From 1st August, the government's work-from-home guidance will be relaxed, and I think that's a good thing. Working from home is all very well, but there’s no substitute for face-to-face collaboration and the casual meetings that occur when you’re together in one place. Many people are afraid to go back – and that’s understandable – but my company Tiger Recruitment (Tiger) started the transition last week and people are glad to be reconnected with colleagues and familiar routines.

Of course, there are some fundamental things that businesses need to do to create a safe environment for their people, and there are clear Government guidelines around this. This ranges from having hand sanitiser readily available to using floor markings and signage to remind people of the need for social distancing.

For other businesses thinking of making the move, here are some of the things that helped reassure my team and give them the confidence to return.

Beware of making assumptions

The only way to know how people are feeling about returning to the office is to ask them. A survey can help you understand the impact returning to the workplace will have on your team and what they’re most worried about so that you can tailor your return-to-work plans accordingly.

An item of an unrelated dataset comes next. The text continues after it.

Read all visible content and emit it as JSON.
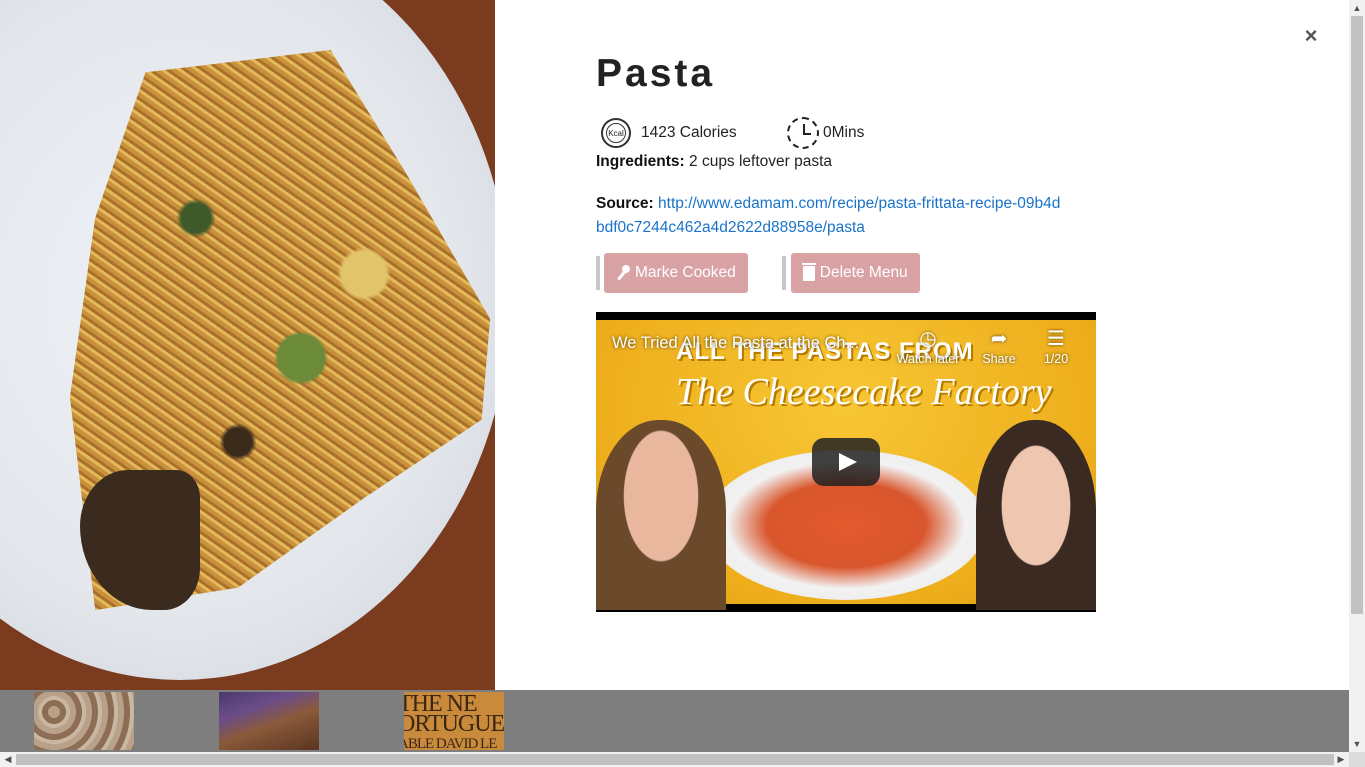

The results may surprise you! In the Tiger survey, people we thought might find it hard to go back due to, say, childcare or caring commitments, actually had support systems in place and were more able to return than we expected.

We also discovered, perhaps unsurprisingly, that commuting was a major source of concern. So, we signed up to the cycle-to-work scheme and are also offering people more flexible hours so that they can travel in off-peak times.

Don’t skimp on the detail

Sharing as much information as possible about how you’re making the office safe for employees’ return can go a long way to allaying their fears. A risk assessment is a great way to do this. It should cover the potential hazards that COVID-19 presents for your business and the steps you’re taking to mitigate those risks – from how often the office will be cleaned to how you’ll be encouraging hygiene best practice.

We shared ours with employees a few weeks before our return, which allowed time for them to come back with any questions or concerns, and for us to make any changes. It’s also a good idea to send employees a risk assessment from your landlord or building management company. This will give them confidence that all of the communal areas will also be ready for their return.

Collaborate – from a safe distance

The challenge for businesses is how to adhere to social distancing rules while still maintaining a degree of collaboration and ‘normality’. Putting up protective desk screens is one option, but we decided that an alternating shift-type pattern would work better for the business and be less intrusive. People are in the office for a set number of days and work from home for the rest of the week, so there are fewer people in the office and we can space out more.

As a recruitment business, we’re used to working in a buzzy environment so it was really important for us to recreate some of the vibe people are used to. Our solution has been to split the shifts and the alternating days in such a way that we get the right balance of personalities and people not only to get the work done but also to maintain team dynamics and keep up morale.

Factor in furloughed workers

Workers who have been on furlough may come back to the office at different times. Their challenge is two-fold as they’re not only returning to the office but also to working life after what may have been several months. At Tiger, employees returning from furlough will be having scheduled, return-to-work meetings with their line managers, not only to catch up and talk about the work they’ll be picking up again but also to talk about any changes in processes, systems or developments in the business that have happened while they’ve been away.

Do what’s right for your business

Going back to the office now won’t be right for every business, or for every individual. But for me, it has been vital to getting people collaborating again face-to-face and bouncing ideas off one another – at least for some of the week. Homeworking has been great, but some people have really struggled. For every person on my team who has thrived, there is another who has battled with loneliness or the lack of structure. So, from a mental health and wellbeing point of view, I feel that now is the time for my team to return. It’s good to be back.

David Morel is the founder and CEO of Tiger Recruitment, a boutique recruitment firm headquartered in London. David set up the company in 2001 and since then has grown the business organically to become a top international provider of business support, private and family office, hospitality, technology and HR talent. The business has offices in Dubai and New York and is currently hiring new sector specialists to head up new divisions in new markets. Follow him on Twitter. Connect with him on LinkedIn.